• **Aim of the task**
Without any pictures, restate the full set of records below exactly.

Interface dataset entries
#####

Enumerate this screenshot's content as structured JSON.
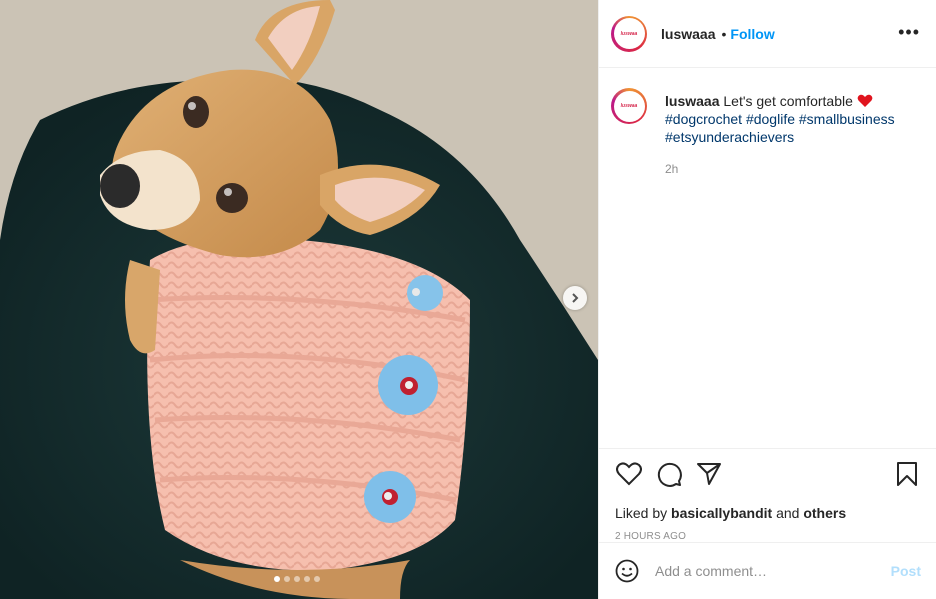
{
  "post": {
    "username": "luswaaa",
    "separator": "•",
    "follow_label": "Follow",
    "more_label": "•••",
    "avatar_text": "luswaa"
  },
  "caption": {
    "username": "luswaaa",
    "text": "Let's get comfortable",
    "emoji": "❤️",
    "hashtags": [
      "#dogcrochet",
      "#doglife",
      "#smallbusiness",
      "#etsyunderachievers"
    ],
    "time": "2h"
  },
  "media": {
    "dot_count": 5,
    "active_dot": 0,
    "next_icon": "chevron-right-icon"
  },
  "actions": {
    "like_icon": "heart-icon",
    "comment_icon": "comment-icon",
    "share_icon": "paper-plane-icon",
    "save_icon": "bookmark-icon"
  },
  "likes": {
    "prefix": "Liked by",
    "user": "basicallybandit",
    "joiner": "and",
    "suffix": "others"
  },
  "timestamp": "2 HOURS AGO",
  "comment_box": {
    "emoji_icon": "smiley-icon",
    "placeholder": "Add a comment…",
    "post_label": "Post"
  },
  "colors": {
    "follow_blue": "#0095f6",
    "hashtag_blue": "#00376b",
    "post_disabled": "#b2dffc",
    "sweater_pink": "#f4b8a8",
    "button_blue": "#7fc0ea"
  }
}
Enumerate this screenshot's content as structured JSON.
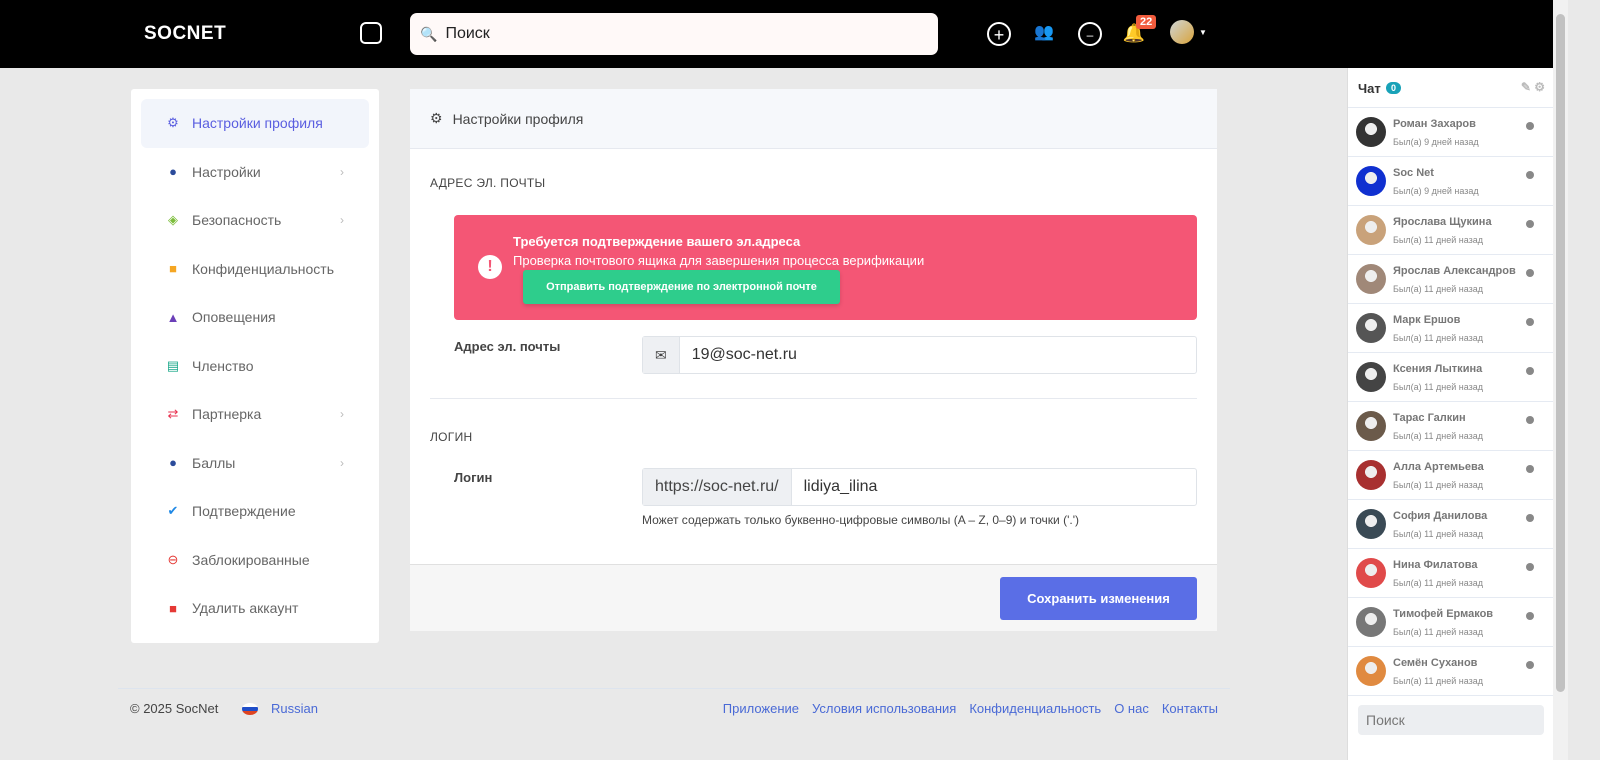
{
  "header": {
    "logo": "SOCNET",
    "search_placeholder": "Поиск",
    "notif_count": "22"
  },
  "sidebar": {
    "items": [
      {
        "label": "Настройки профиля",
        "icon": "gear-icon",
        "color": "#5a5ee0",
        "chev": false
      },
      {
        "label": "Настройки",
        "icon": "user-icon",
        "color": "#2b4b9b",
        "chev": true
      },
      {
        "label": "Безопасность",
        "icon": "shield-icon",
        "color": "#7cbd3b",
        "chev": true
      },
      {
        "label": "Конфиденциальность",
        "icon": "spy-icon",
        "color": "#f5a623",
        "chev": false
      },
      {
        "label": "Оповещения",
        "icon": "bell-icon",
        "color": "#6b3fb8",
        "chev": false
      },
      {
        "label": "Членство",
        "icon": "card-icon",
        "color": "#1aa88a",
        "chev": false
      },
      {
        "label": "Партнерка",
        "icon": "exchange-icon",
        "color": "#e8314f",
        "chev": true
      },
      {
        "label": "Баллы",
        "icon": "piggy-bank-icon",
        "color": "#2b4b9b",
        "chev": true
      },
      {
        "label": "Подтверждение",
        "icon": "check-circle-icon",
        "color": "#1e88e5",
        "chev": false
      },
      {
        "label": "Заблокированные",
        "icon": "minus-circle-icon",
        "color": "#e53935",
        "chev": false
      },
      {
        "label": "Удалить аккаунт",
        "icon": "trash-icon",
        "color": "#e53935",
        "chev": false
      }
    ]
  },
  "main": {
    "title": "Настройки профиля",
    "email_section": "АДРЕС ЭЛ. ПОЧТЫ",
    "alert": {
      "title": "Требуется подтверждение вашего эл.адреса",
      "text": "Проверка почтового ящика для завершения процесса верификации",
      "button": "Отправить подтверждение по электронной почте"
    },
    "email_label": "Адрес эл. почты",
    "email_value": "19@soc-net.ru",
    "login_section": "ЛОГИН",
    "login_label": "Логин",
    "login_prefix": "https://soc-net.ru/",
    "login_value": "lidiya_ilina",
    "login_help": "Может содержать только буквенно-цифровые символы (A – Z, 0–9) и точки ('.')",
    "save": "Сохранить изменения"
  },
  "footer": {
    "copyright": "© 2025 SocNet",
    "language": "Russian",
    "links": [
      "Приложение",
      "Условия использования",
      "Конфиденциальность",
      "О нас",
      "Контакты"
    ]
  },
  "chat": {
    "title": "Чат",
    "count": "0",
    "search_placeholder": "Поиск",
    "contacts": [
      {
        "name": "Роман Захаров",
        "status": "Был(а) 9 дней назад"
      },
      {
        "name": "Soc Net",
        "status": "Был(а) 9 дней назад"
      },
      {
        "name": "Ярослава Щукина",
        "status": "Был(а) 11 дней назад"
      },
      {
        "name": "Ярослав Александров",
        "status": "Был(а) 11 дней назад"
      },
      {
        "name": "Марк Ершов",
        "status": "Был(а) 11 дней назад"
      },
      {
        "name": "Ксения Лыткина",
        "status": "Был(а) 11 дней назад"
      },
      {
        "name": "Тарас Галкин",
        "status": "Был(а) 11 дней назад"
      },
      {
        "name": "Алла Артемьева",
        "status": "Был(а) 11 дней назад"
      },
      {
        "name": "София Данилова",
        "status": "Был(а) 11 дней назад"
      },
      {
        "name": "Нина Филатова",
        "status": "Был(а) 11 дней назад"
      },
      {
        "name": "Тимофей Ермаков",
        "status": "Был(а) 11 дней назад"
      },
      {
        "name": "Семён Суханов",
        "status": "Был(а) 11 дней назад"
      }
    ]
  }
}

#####

• **Solution to this task**
Enumerate this screenshot's content as structured JSON.
{
  "post": {
    "username": "luswaaa",
    "separator": "•",
    "follow_label": "Follow",
    "more_label": "•••",
    "avatar_text": "luswaa"
  },
  "caption": {
    "username": "luswaaa",
    "text": "Let's get comfortable",
    "emoji": "❤️",
    "hashtags": [
      "#dogcrochet",
      "#doglife",
      "#smallbusiness",
      "#etsyunderachievers"
    ],
    "time": "2h"
  },
  "media": {
    "dot_count": 5,
    "active_dot": 0,
    "next_icon": "chevron-right-icon"
  },
  "actions": {
    "like_icon": "heart-icon",
    "comment_icon": "comment-icon",
    "share_icon": "paper-plane-icon",
    "save_icon": "bookmark-icon"
  },
  "likes": {
    "prefix": "Liked by",
    "user": "basicallybandit",
    "joiner": "and",
    "suffix": "others"
  },
  "timestamp": "2 HOURS AGO",
  "comment_box": {
    "emoji_icon": "smiley-icon",
    "placeholder": "Add a comment…",
    "post_label": "Post"
  },
  "colors": {
    "follow_blue": "#0095f6",
    "hashtag_blue": "#00376b",
    "post_disabled": "#b2dffc",
    "sweater_pink": "#f4b8a8",
    "button_blue": "#7fc0ea"
  }
}
Enumerate this screenshot's content as structured JSON.
{
  "header": {
    "logo": "SOCNET",
    "search_placeholder": "Поиск",
    "notif_count": "22"
  },
  "sidebar": {
    "items": [
      {
        "label": "Настройки профиля",
        "icon": "gear-icon",
        "color": "#5a5ee0",
        "chev": false
      },
      {
        "label": "Настройки",
        "icon": "user-icon",
        "color": "#2b4b9b",
        "chev": true
      },
      {
        "label": "Безопасность",
        "icon": "shield-icon",
        "color": "#7cbd3b",
        "chev": true
      },
      {
        "label": "Конфиденциальность",
        "icon": "spy-icon",
        "color": "#f5a623",
        "chev": false
      },
      {
        "label": "Оповещения",
        "icon": "bell-icon",
        "color": "#6b3fb8",
        "chev": false
      },
      {
        "label": "Членство",
        "icon": "card-icon",
        "color": "#1aa88a",
        "chev": false
      },
      {
        "label": "Партнерка",
        "icon": "exchange-icon",
        "color": "#e8314f",
        "chev": true
      },
      {
        "label": "Баллы",
        "icon": "piggy-bank-icon",
        "color": "#2b4b9b",
        "chev": true
      },
      {
        "label": "Подтверждение",
        "icon": "check-circle-icon",
        "color": "#1e88e5",
        "chev": false
      },
      {
        "label": "Заблокированные",
        "icon": "minus-circle-icon",
        "color": "#e53935",
        "chev": false
      },
      {
        "label": "Удалить аккаунт",
        "icon": "trash-icon",
        "color": "#e53935",
        "chev": false
      }
    ]
  },
  "main": {
    "title": "Настройки профиля",
    "email_section": "АДРЕС ЭЛ. ПОЧТЫ",
    "alert": {
      "title": "Требуется подтверждение вашего эл.адреса",
      "text": "Проверка почтового ящика для завершения процесса верификации",
      "button": "Отправить подтверждение по электронной почте"
    },
    "email_label": "Адрес эл. почты",
    "email_value": "19@soc-net.ru",
    "login_section": "ЛОГИН",
    "login_label": "Логин",
    "login_prefix": "https://soc-net.ru/",
    "login_value": "lidiya_ilina",
    "login_help": "Может содержать только буквенно-цифровые символы (A – Z, 0–9) и точки ('.')",
    "save": "Сохранить изменения"
  },
  "footer": {
    "copyright": "© 2025 SocNet",
    "language": "Russian",
    "links": [
      "Приложение",
      "Условия использования",
      "Конфиденциальность",
      "О нас",
      "Контакты"
    ]
  },
  "chat": {
    "title": "Чат",
    "count": "0",
    "search_placeholder": "Поиск",
    "contacts": [
      {
        "name": "Роман Захаров",
        "status": "Был(а) 9 дней назад"
      },
      {
        "name": "Soc Net",
        "status": "Был(а) 9 дней назад"
      },
      {
        "name": "Ярослава Щукина",
        "status": "Был(а) 11 дней назад"
      },
      {
        "name": "Ярослав Александров",
        "status": "Был(а) 11 дней назад"
      },
      {
        "name": "Марк Ершов",
        "status": "Был(а) 11 дней назад"
      },
      {
        "name": "Ксения Лыткина",
        "status": "Был(а) 11 дней назад"
      },
      {
        "name": "Тарас Галкин",
        "status": "Был(а) 11 дней назад"
      },
      {
        "name": "Алла Артемьева",
        "status": "Был(а) 11 дней назад"
      },
      {
        "name": "София Данилова",
        "status": "Был(а) 11 дней назад"
      },
      {
        "name": "Нина Филатова",
        "status": "Был(а) 11 дней назад"
      },
      {
        "name": "Тимофей Ермаков",
        "status": "Был(а) 11 дней назад"
      },
      {
        "name": "Семён Суханов",
        "status": "Был(а) 11 дней назад"
      }
    ]
  }
}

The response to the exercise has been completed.